As discussed above, Defendant was not in control of the worksite and did not contribute to and is not responsible for the circumstances leading to Plaintiff's injury. All equipment, including safety equipment, that was used at the worksite was provided by Sicoli, and only Sicoli's employees supervised Plaintiff. None of the equipment was provided by the Corps. (Plaintiff's Statement, Exhibit H, p. 22-23.) Consequently, Defendant is not liable under § 200. See Forshaw, 1998 WL 641357, at *4 ("There is no liability under § 200 when the injury arises out of a defect in the subcontractor's own plant, tools and methods, or through negligent acts of the subcontractor occurring as a detail of the work." (quotation and citation omitted)); Persichilli v. Triborough Bridge & Tunnel Auth., 16 N.Y.2d 136, 262 N.Y.S.2d 476, 480 (1965).
Section 240 of the New York Labor Law imposes a non-delegable duty on property owners to provide specified safety devices. New York Labor Law § 240 (McKinney 2002); Haimes v. New York Tel. Co., 46 N.Y.2d 132, 412 N.Y.S.2d 863 (1978). Section 241 of the New York Labor Law also imposes a non-delegable duty on property owners to comply with various safety measures in connection with construction, excavation and demolition work. New York Labor Law § 241 (McKinney 2002); Forshaw, 1998 WL 641357, at *4.
It is well settled that the United States may not be held liable for violations of §§ 240 and 241 because these sections impose absolute liability, and the FTCA's limited waiver of sovereign immunity does not extend to claims based on liability without fault. See Laird v. Nelms, 406 U.S. 797, 802-03, 92 S.Ct. 1899, 1902, 32 L.Ed.2d 499 (1972); Forshaw, 1998 WL 641357, at *5. In addition, these sections impose non-delegable duties upon property owners, which directly conflicts with the federal government's authority under the Federal Acquisition Regulations, 48 C.F.R. Part I, et. seq., to delegate responsibilities to general contractors. See Doud, 797 F.Supp. at 143; McCutcheon v. United States, No. 94-CV-596, 1996 WL 607083, at *5 (W.D.N.Y. Oct. 15, 1996) (imposing non-delegable duty on the federal government would exceed the waiver of its sovereign immunity as contained in the FTCA). "Since §§ 240 and 241 . . . create non-delegable duties which would allow the imposition of liability on a non-negligent defendant, they cannot be applied against the United States." Moody, 753 F.Supp. at 1048 n.9. Accordingly, Plaintiff's §§ 240 and 241 claims will be dismissed.

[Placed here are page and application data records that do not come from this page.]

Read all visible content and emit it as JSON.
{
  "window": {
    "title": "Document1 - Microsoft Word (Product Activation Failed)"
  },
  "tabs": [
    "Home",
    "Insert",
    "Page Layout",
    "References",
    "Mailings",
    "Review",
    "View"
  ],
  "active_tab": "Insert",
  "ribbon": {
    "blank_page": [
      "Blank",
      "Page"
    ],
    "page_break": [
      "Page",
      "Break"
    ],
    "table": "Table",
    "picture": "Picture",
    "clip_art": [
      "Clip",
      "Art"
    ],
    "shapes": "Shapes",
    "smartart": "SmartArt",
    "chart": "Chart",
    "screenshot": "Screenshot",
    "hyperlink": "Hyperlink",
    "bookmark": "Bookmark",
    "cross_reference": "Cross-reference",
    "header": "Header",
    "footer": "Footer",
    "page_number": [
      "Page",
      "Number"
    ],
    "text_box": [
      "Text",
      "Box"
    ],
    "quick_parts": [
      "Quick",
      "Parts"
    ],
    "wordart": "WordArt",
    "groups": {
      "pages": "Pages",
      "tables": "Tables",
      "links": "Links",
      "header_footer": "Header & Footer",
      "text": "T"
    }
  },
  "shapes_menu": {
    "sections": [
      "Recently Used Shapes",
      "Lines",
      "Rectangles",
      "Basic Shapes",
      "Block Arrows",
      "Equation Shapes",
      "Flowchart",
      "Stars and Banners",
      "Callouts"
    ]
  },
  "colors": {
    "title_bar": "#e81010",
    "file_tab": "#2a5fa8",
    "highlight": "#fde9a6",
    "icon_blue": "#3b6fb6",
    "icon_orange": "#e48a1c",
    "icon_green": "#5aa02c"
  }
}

See Roditis, 122 F.3d at 111 ("any state law non-delegable duty cannot, on its own, override the United States' sovereign immunity from suits for injuries caused by its independent contractors").

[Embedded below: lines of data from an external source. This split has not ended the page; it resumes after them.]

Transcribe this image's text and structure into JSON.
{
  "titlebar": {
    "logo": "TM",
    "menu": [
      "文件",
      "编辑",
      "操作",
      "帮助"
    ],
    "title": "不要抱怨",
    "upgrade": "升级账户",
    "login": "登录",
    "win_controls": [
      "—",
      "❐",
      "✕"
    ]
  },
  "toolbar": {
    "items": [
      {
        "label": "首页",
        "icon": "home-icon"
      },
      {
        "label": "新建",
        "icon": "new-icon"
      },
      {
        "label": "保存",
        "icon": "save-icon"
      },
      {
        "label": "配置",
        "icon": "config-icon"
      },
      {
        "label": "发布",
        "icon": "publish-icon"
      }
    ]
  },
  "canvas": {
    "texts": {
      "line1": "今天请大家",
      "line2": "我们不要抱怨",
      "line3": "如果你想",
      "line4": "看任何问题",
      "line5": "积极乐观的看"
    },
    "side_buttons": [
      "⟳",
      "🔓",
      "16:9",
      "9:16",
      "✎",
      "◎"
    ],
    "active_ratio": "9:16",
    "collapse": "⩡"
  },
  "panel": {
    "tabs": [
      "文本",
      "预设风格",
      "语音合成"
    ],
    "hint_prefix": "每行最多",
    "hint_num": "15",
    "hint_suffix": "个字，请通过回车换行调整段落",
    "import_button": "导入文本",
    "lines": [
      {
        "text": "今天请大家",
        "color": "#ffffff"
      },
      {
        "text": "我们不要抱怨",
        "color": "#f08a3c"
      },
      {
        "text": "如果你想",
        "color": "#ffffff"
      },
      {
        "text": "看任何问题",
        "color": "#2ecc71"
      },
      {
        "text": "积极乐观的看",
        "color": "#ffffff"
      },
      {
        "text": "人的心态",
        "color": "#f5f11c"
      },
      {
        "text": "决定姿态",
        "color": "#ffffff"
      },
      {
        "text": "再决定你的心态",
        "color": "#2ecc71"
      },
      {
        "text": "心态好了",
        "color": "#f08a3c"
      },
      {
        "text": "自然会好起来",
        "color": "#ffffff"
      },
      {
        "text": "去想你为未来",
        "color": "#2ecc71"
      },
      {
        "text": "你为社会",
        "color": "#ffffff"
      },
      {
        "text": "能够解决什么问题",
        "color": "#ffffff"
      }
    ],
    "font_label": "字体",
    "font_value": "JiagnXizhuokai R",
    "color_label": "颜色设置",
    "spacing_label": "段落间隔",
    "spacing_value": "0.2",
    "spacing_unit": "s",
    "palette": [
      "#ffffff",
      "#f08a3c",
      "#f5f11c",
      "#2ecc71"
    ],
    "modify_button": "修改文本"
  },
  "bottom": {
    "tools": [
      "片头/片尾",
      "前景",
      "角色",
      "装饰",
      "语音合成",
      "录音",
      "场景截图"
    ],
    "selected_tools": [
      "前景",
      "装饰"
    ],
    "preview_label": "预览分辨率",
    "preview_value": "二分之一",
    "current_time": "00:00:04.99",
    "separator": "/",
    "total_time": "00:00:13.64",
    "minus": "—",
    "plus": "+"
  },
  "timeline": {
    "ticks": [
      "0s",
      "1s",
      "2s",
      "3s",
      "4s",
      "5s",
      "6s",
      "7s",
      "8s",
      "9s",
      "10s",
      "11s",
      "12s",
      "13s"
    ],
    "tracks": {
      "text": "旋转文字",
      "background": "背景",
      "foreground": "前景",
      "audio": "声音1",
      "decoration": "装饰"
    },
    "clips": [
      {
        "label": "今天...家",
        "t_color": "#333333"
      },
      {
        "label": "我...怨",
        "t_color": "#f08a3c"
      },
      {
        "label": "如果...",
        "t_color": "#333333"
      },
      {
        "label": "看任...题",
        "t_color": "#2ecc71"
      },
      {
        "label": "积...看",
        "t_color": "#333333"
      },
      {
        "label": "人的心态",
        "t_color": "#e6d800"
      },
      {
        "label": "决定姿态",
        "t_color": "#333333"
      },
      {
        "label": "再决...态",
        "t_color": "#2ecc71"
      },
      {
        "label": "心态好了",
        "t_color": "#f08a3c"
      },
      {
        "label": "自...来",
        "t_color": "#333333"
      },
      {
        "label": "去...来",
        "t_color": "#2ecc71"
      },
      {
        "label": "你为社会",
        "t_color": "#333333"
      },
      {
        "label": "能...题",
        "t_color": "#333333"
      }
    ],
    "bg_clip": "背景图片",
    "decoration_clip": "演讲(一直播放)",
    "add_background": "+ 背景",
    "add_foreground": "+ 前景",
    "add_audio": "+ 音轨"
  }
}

Finally, Plaintiff's second cause of action includes an unspecified violation of OSHA. Further clarification of Plaintiff's claim is unnecessary, however, because OSHA does not apply to the federal government. OSHA imposes certain minimum workplace standards on employers. See 29 U.S.C. §§ 651, et. seq. However, the statutory definition of "employer" specifically excludes the United States. See 29 U.S.C. § 652(5) (the term employer "does not include the United States"). Consequently, OSHA does not provide a basis for liability against the United States. Corey, 1996 WL 406842, at *6.
For the foregoing reasons, Defendant's motion will be granted.
IT HEREBY IS ORDERED, that Defendant's Motion to Dismiss (Docket No. 26) is GRANTED.
FURTHER, that the Clerk of the Court shall take the steps necessary to close this case.
Buffalo, New York